So he began to research The Iron Yard’s reputation online, talking to people he knew in the Durham tech industry and going to the campus to get to know the staff. Ultimately, Josiah decided this was the best option for him to get the education he needed to pursue the career he wanted. In October 2016, Josiah enrolled in the Back-End Engineering with Python course at The Iron Yard’s Durham campus.
“It was a huge learning experience for me on a lot of different levels,” Josiah said. “I learned how to be comfortable in an environment where you don’t know anything; I learned how to learn something totally new; I learned how to teach myself new languages quickly; and I learned how to apply concepts right as I was introduced to them.”
“It was hard, but it was a great experience,” he continued. “My instructor really challenged and pushed me to go above and beyond what I thought I was capable of. The support system on campus was incredible and the staff constantly checked in to see how I was doing.”
And like many of our students, Josiah had ‘a-ha’ moments that helped him break through challenges. “I feel like I had almost daily ‘a-ha’ moments,” Josiah said. “But the biggest hurdle for me was getting over my ‘imposter syndrome’ and not thinking I was smart enough to learn this or smart enough to be considered for developer jobs.

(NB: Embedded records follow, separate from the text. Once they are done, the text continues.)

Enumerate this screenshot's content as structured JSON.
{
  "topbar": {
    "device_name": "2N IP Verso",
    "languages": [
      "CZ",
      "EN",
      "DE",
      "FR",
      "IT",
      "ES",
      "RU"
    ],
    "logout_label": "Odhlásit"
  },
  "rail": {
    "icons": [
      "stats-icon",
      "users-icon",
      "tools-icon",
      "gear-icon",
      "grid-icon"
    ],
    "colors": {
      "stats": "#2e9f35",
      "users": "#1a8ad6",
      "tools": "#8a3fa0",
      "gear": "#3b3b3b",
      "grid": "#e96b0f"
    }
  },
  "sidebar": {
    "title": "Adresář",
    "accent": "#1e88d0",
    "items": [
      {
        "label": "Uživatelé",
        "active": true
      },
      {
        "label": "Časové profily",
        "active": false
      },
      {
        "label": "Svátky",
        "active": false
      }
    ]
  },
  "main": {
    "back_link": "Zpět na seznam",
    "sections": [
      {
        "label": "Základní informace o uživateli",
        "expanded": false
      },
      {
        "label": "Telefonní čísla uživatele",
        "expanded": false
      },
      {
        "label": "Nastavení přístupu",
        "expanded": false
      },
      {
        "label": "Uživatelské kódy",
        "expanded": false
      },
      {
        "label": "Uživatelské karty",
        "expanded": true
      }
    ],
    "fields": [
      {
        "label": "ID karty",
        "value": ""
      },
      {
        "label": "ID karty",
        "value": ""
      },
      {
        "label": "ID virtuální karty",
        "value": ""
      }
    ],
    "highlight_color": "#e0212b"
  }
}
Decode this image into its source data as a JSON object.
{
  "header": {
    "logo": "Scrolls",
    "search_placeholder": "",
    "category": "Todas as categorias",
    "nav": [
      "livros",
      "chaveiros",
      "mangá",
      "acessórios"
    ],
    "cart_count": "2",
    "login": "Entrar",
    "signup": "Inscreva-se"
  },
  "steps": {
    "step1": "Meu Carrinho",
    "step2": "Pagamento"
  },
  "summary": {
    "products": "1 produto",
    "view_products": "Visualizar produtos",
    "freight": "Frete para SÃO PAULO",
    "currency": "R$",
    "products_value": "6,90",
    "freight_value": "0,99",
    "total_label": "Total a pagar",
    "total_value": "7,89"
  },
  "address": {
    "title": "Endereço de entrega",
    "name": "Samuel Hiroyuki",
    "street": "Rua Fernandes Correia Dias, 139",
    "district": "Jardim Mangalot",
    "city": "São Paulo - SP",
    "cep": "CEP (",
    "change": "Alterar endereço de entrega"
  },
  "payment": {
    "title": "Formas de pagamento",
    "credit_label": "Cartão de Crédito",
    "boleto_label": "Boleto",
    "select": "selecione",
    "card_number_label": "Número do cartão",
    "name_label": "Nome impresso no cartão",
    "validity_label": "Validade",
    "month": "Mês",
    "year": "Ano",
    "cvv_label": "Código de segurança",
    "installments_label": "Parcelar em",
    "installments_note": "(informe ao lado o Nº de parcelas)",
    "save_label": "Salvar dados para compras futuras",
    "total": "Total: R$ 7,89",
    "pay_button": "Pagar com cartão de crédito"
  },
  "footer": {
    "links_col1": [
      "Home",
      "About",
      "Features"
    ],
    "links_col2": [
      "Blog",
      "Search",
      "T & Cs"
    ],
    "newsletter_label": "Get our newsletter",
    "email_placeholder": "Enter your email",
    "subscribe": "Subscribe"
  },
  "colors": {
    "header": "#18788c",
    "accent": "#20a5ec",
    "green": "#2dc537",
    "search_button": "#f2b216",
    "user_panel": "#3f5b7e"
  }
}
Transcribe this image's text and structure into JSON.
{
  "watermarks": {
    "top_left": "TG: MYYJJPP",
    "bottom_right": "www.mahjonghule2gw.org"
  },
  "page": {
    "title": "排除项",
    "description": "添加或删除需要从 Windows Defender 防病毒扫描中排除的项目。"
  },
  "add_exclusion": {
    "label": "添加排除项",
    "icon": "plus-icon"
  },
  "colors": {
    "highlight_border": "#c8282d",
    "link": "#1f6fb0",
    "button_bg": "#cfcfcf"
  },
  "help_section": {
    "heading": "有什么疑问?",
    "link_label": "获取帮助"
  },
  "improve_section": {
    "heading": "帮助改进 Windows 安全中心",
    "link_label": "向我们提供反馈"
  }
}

I always like to be the expert and the one people go to with questions, but with something as vast as programming, I had to get comfortable with not always knowing the answer.”
“I’m not actually doing Python – the language I learned in school – but I was prepared to learn new things rapidly so that I wasn’t limited to the language I studied.”
While Josiah is just starting his career as a developer, he already has big ambitions for the future, “I would like to be a senior developer in five years. I enjoy my job because I love the coding part of it, so I want to stay on the coding side of things.”